Obtain your fabric. Note that a properly sized sling is determined by the size of the babywearer, not by the size of the baby. To find correct length, measure the babywearer from the shoulder to the opposite hip. Triple that measurement to find the length of fabric you’ll need. A person measuring 24″ from shoulder to opposite hip, for example, will need 72″ (2 yards) of fabric for a sling. A person measuring 30″ will need 90″ (2 1/2 yards) of fabric. The finished length of your sling will be approximately 4″ shorter.
Obtain your rings. I use rings that have been manufactured specifically for slings, and rigorously tested for safety. Craft rings and other similar products are not designed for use in infant carriers – using them compromises the structural soundness of your finished product, and jeopardizes the safety of the child.
Wash and dry your fabric, if desired, to preshrink it. (The only fabrics I preshrink are linen and raw silk.) Press, if necessary.
Trim your fabric to the desired width. I use a 22″ width for a preemie sling, and 30″ – 36″ to make a sling for a full-term infant.
Hem both long edges (along the selvages). Hem one short edge.
So the baby sling pattern is Simple so far? Now comes the tricky part of the baby sling pattern, and the feature that has made the fanned baby sling pattern shoulder a great favorite. When I made my first sling, other slings were made by folding or pleating the fabric onto the rings. I didn’t know that, so I did what made the most sense to me — I gathered the fabric onto the rings instead. I like my design: the gathering is aesthetically satisfying to me, it fans very nicely across the shoulder, and it spreads out generously to accommodate Baby. What’s more, gathering the fabric onto the ring is easy!
Here’s how. Fold the unhemmed short edge of the fabric down (wrong sides together) about ½” and press. Make another fold, this one 5” wide, and press. This makes a straight line across your fabric, which will soon prove very useful.
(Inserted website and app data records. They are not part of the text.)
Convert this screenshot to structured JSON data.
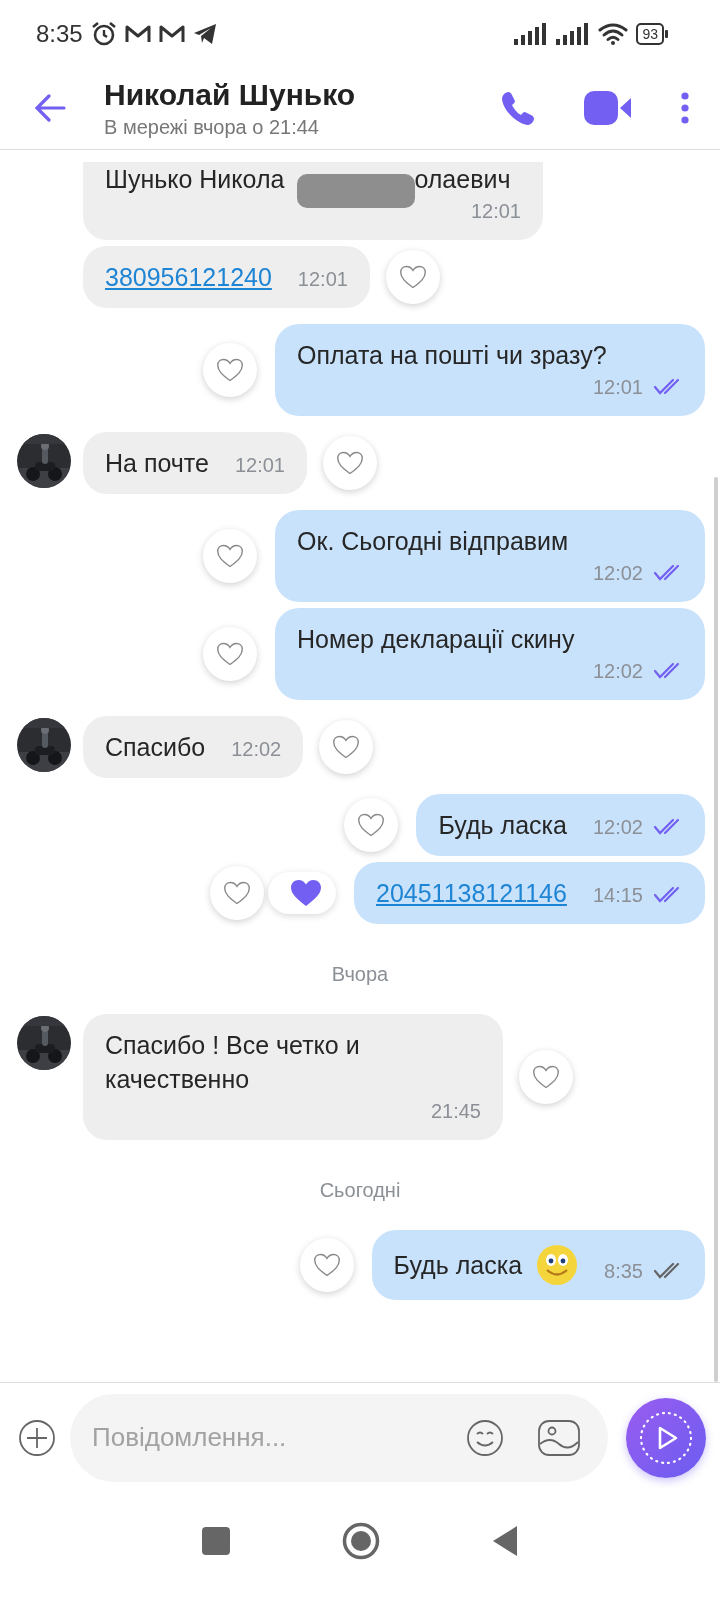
{
  "status_bar": {
    "time": "8:35",
    "battery": "93"
  },
  "header": {
    "title": "Николай Шунько",
    "subtitle": "В мережі вчора о 21:44"
  },
  "messages": [
    {
      "kind": "cut",
      "outgoing": false,
      "text_parts": [
        "Шунько Никола",
        "олаевич"
      ],
      "time": "12:01"
    },
    {
      "kind": "link",
      "outgoing": false,
      "text": "380956121240",
      "time": "12:01"
    },
    {
      "kind": "text",
      "outgoing": true,
      "text": "Оплата на пошті чи зразу?",
      "time": "12:01",
      "read": true
    },
    {
      "kind": "text",
      "outgoing": false,
      "text": "На почте",
      "time": "12:01",
      "avatar": true
    },
    {
      "kind": "text",
      "outgoing": true,
      "text": "Ок. Сьогодні відправим",
      "time": "12:02",
      "read": true
    },
    {
      "kind": "text",
      "outgoing": true,
      "text": "Номер декларації скину",
      "time": "12:02",
      "read": true
    },
    {
      "kind": "text",
      "outgoing": false,
      "text": "Спасибо",
      "time": "12:02",
      "avatar": true
    },
    {
      "kind": "text",
      "outgoing": true,
      "text": "Будь ласка",
      "time": "12:02",
      "read": true
    },
    {
      "kind": "link",
      "outgoing": true,
      "text": "20451138121146",
      "time": "14:15",
      "read": true,
      "reacted": true
    },
    {
      "kind": "date",
      "text": "Вчора"
    },
    {
      "kind": "text",
      "outgoing": false,
      "text": "Спасибо ! Все четко и качественно",
      "time": "21:45",
      "avatar": true
    },
    {
      "kind": "date",
      "text": "Сьогодні"
    },
    {
      "kind": "text",
      "outgoing": true,
      "text": "Будь ласка",
      "time": "8:35",
      "read": false,
      "emoji": true
    }
  ],
  "composer": {
    "placeholder": "Повідомлення..."
  }
}
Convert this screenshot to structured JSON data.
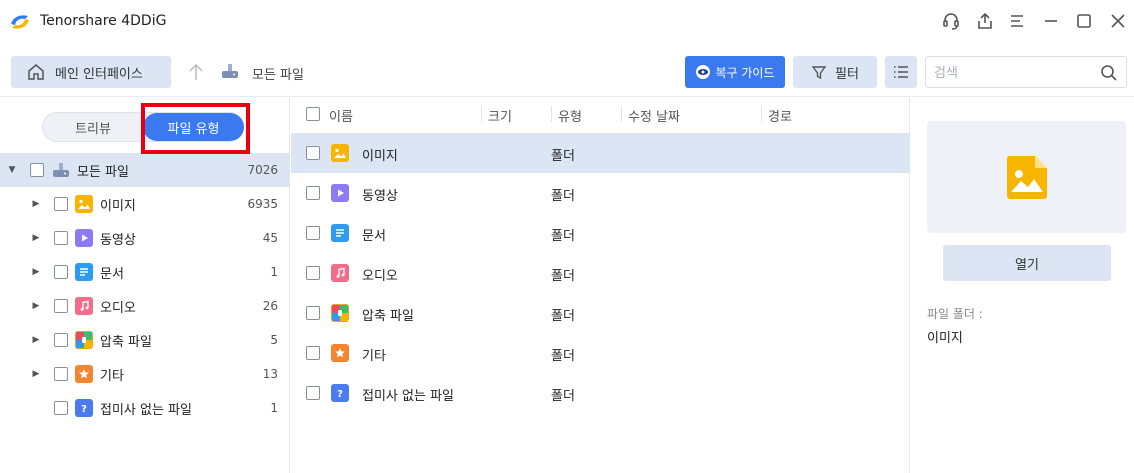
{
  "app": {
    "title": "Tenorshare 4DDiG"
  },
  "toolbar": {
    "home_label": "메인 인터페이스",
    "breadcrumb": "모든 파일",
    "guide_label": "복구 가이드",
    "filter_label": "필터",
    "search_placeholder": "검색"
  },
  "sidebar": {
    "tab_tree": "트리뷰",
    "tab_type": "파일 유형",
    "root": {
      "label": "모든 파일",
      "count": "7026"
    },
    "items": [
      {
        "label": "이미지",
        "count": "6935",
        "icon": "image-icon",
        "color": "#f7b500",
        "expandable": true
      },
      {
        "label": "동영상",
        "count": "45",
        "icon": "video-icon",
        "color": "#8b7cf6",
        "expandable": true
      },
      {
        "label": "문서",
        "count": "1",
        "icon": "document-icon",
        "color": "#2d9cf0",
        "expandable": true
      },
      {
        "label": "오디오",
        "count": "26",
        "icon": "audio-icon",
        "color": "#f56c8a",
        "expandable": true
      },
      {
        "label": "압축 파일",
        "count": "5",
        "icon": "archive-icon",
        "color": "#f0a020",
        "expandable": true
      },
      {
        "label": "기타",
        "count": "13",
        "icon": "other-icon",
        "color": "#f5862e",
        "expandable": true
      },
      {
        "label": "접미사 없는 파일",
        "count": "1",
        "icon": "unknown-file-icon",
        "color": "#4a7cf0",
        "expandable": false
      }
    ]
  },
  "list": {
    "columns": {
      "name": "이름",
      "size": "크기",
      "type": "유형",
      "modified": "수정 날짜",
      "path": "경로"
    },
    "rows": [
      {
        "name": "이미지",
        "type": "폴더"
      },
      {
        "name": "동영상",
        "type": "폴더"
      },
      {
        "name": "문서",
        "type": "폴더"
      },
      {
        "name": "오디오",
        "type": "폴더"
      },
      {
        "name": "압축 파일",
        "type": "폴더"
      },
      {
        "name": "기타",
        "type": "폴더"
      },
      {
        "name": "접미사 없는 파일",
        "type": "폴더"
      }
    ]
  },
  "preview": {
    "open_label": "열기",
    "folder_label": "파일 폴더 :",
    "folder_value": "이미지"
  },
  "colors": {
    "accent": "#3a79f0",
    "selected_bg": "#dce5f4",
    "highlight": "#e60012"
  }
}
I make this second fold with the right sides of the fabric together. It doesn’t really matter, but I think that it makes the fold line on the inside of the fabric easier to see.
Open the wide fold and – starting at one corner – put both rings inside the fold. I put the slings into the upper left corner, working with the length of the sling on my right. With both rings inside the fold, fold the ½” pressed edge to the 5” pressed line. If you have done this correctly, the rings will be about 2½” from where you will be stitching. I hold the rings in my left hand and work the fabric with my right, matching the pressed edge to the pressed line, and stitching, a few inches at a time. Every time I do this I am reminded of the importance of “living in the present.” I can’t change what I have already stitched, and I can’t match the two lines for the whole width of the sling, but I can match them a few inches at a time, and if I give careful attention to each few inches in succession, the result is an astonishingly easy and even line.
Gather or fold the tail, and thread through the rings — through both, then back over one under the other your baby sling pattern is now complete .